_DATA SUPPLIED:_
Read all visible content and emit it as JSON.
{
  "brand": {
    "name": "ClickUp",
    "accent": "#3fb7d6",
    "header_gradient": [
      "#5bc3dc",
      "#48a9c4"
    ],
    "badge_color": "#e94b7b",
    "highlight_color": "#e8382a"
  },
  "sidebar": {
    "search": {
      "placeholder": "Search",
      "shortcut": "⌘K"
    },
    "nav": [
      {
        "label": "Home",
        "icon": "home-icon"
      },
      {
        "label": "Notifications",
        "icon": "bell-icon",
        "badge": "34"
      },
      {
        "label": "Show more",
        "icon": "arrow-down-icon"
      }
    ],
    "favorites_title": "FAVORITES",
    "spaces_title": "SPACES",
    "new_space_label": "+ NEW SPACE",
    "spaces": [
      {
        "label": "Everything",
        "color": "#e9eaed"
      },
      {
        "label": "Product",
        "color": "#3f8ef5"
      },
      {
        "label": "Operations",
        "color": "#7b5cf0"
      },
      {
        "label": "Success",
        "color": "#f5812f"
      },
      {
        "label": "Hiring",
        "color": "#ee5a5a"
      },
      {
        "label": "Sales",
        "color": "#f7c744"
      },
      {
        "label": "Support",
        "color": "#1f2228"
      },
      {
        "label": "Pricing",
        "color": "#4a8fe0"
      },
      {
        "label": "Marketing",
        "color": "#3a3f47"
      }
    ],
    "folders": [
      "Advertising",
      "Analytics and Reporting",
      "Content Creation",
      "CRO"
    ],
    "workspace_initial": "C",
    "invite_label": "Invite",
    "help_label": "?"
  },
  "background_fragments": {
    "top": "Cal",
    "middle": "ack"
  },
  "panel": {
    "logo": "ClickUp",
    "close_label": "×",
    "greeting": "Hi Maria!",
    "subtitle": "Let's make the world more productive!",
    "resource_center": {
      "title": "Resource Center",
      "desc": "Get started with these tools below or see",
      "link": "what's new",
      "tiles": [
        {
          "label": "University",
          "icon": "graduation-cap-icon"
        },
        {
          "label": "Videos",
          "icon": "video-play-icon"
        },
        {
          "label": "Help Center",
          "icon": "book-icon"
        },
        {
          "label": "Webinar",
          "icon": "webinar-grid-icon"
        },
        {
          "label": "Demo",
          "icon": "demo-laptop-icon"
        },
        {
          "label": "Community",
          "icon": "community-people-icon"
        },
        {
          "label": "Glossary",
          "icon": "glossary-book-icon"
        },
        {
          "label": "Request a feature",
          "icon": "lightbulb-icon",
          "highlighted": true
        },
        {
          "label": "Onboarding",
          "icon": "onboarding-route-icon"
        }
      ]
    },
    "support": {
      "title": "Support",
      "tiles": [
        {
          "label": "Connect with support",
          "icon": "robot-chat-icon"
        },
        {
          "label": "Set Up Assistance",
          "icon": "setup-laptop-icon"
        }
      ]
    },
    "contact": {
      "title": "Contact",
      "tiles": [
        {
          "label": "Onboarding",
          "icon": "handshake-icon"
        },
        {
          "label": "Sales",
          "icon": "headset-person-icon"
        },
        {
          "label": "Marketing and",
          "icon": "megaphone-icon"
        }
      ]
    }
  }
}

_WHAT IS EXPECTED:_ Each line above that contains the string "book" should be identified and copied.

_ANSWER TO THIS EXERCISE:_
          "icon": "book-icon"
          "icon": "glossary-book-icon"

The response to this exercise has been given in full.